Review: “Priscilla” brings an honest translation of Priscilla and Elvis Presley’s Relationship


“Priscilla,” directed by Sofia Coppola, was released throughout the U.S. on Nov. 3. The film is based on Priscilla Presley’s memoir “Elvis and Me.”

Contributed photo by A24.

Coppola announced that she would create a film based on Priscilla’s perspective of Elvis only a few months after “Elvis” premiered in theaters in 2022.

The film is an honest yet subtle depiction of a toxic relationship. Before the film premiered, some thought the beauty of the film would romanticize pedophilia, but instead, the beauty of the film resembles the romanticization of pedophilia in media.

An early scene sets the tone for the entire film: uncomfortable. Elvis (Jacob Elordi) asked the fourteen-year-old to hang out in his bedroom. It progresses like a father’s friend inappropriately flirting with a young girl.

The film highlights Elvis’ controlling tendencies: He controlled what Priscilla wore, her makeup and her hair and told her she must always be available to him.

Many scenes follow Priscilla (Cailee Spaeny) alone in Elvis’ house, since he was often away filming movies. The scenes in the house are long and lonely, emphasizing the boredom Priscilla felt. 

Coppola is known for her depictions of loneliness in films such as “Lost in Translation,” “Virgin Suicides,” and “Marie Antoinette.” Her 2006 film “Marie Antoinette” has a very similar storyline to Priscilla, as both films are based on true stories about teenage girls thrown into the “King’s” overwhelming lifestyles.

Both films show the boredom of having nothing to do except rely on their husband. In “Marie Antoinette,” she copes with this boredom by indulging in sweets, shoes and parties. However, Priscilla never truly adjusted to this lifestyle, since the situation was so uncomfortable to begin with.

Although the second half of the film seemed a bit rushed, the last 10 minutes really brought the storyline together.

One of the last scenes is at a dinner, and for the first time, she is surrounded by friends she did not know through Elvis, which was unexpected for viewers since she had only been surrounded by Elvis’ friends before. We see that she is beginning to find a life of her own. She eventually leaves Elvis, and he asks her, “Am I losing you to another man?”

She responds, “You are losing me to a life of my own.”

The ending accentuated Priscilla’s journey into becoming an independent adult.

The set design and costume was much more realistic in “Priscilla” rather than the 2022 “Elvis” film. For example, in “Priscilla” the props and sets department created authentic portraits of Elvis, letters from fans and house decorations. Coppola always puts a lot of energy into the set design, which led the film to overall feel much more genuine than other recent period pieces set in the 60s.

The crew brought the whole film’s aesthetic together by bringing young Priscilla to life with the trademark wig and makeup. Spaeny’s looks in the film felt beautifully realistic, and did not feel like costumes, but as if it was the genuine closet and makeup of the character.

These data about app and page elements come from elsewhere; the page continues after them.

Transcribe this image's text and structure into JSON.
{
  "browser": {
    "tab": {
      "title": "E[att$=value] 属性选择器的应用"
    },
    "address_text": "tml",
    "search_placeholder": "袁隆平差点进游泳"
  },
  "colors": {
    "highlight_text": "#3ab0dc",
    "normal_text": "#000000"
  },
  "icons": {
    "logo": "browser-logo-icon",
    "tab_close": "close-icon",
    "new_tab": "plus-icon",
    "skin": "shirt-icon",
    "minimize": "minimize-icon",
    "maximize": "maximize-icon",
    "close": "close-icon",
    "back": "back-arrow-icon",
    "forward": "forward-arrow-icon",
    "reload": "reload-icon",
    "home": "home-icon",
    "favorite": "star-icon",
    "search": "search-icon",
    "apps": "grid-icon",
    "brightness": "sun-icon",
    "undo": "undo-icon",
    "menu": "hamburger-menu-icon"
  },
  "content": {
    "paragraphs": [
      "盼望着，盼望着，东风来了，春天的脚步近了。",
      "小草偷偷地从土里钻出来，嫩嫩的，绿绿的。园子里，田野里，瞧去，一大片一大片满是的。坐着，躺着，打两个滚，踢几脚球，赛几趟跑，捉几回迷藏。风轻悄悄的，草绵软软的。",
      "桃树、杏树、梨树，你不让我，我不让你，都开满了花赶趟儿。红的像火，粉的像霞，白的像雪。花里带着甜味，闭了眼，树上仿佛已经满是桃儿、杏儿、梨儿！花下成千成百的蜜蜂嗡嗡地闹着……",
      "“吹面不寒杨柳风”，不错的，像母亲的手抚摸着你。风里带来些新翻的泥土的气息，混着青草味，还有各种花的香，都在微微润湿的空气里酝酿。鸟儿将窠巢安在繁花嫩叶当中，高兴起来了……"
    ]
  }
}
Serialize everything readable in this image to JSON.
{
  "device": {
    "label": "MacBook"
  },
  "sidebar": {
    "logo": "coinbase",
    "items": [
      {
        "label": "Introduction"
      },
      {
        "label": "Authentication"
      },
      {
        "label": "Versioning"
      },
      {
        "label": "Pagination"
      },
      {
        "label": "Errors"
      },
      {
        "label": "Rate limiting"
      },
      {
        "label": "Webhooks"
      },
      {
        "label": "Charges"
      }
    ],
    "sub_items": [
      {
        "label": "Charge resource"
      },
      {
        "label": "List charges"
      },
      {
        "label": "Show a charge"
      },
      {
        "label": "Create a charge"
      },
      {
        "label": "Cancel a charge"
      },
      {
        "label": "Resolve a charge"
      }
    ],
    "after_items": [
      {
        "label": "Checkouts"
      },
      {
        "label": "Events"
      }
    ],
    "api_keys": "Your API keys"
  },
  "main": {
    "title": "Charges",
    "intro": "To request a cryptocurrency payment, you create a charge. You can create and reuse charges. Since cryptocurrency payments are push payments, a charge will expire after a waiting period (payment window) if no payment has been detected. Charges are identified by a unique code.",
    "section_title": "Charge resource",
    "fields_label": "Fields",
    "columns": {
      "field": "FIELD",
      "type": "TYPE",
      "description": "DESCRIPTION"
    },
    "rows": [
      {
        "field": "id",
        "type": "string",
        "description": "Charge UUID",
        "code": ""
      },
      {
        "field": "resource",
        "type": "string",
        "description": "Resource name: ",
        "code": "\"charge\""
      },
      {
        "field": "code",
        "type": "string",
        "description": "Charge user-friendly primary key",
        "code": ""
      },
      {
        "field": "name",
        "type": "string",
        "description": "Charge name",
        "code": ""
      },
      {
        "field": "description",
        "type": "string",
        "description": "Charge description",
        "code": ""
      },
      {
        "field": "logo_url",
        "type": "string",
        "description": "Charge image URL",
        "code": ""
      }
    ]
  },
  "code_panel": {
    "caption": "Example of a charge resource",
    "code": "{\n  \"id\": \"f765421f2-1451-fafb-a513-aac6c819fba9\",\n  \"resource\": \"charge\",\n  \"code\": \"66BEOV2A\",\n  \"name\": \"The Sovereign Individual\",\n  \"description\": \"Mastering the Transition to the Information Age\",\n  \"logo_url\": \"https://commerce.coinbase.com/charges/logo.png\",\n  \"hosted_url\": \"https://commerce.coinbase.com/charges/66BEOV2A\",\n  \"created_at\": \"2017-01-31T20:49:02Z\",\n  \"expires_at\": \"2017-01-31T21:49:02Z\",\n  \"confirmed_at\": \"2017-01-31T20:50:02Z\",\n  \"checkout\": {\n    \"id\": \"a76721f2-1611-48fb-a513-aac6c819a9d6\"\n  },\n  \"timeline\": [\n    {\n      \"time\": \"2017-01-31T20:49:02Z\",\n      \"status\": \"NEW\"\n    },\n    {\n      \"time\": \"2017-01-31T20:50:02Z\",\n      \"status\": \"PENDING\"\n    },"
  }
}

Contributed photo by Rolling Stone.

When Elordi was first cast as Elvis, the internet questioned this choice, but he was perfect for the role, as he not only looks like Elvis, but is also 6 feet 5 inches. 

Elordi’s feels large and powerful in the role, especially next to the small Spaeny. His height symbolizes how Elvis overpowers her — in age, size and status. Elordi’s voice is deep and precise, while Spaeny’s is youthful and innocent. Coppola perfectly displayed the power balance and age gap.

Spaeny, though newer to acting, had an incredible performance in the film and won the award for Best Actress at the Venice Film Festival. She captured Priscilla’s emotions and thoughts in different moments in a convincing and emotional performance.

While Coppola couldn’t attain the rights to Elvis’ music, she picked a perfect mix of romantic 60’s music, bringing the romance to life. The viewer falls in love with the character of Elvis one moment and hates him the next, and the music puts the viewer in this romantic state of mind. Although it would have been fun to have Elvis’ music in the film, it would have taken the viewer out of Priscilla’s world and mind.

Coppola is my favorite director, and she did an incredible job on this film, despite filming it in only three and a half weeks. Coppola excels at making simple scenes, where the characters are just doing something normal, but they are special because it makes the characters feel human. Her films accentuate specific mannerisms of the characters. 

Coppola does the best job at analyzing humans in her films, and it helps the viewer realize every person is special, even Priscilla who, to many, is simply known as Elvis’ wife. Her films are a great example of realism done exceptionally well, while also incorporating appealing aesthetics.

Although “Priscilla” was a bit monotonous, it makes up for it with the beautiful symbolism and meaning behind every scene.

Share this post

Alyssa White
Staff Writer | + posts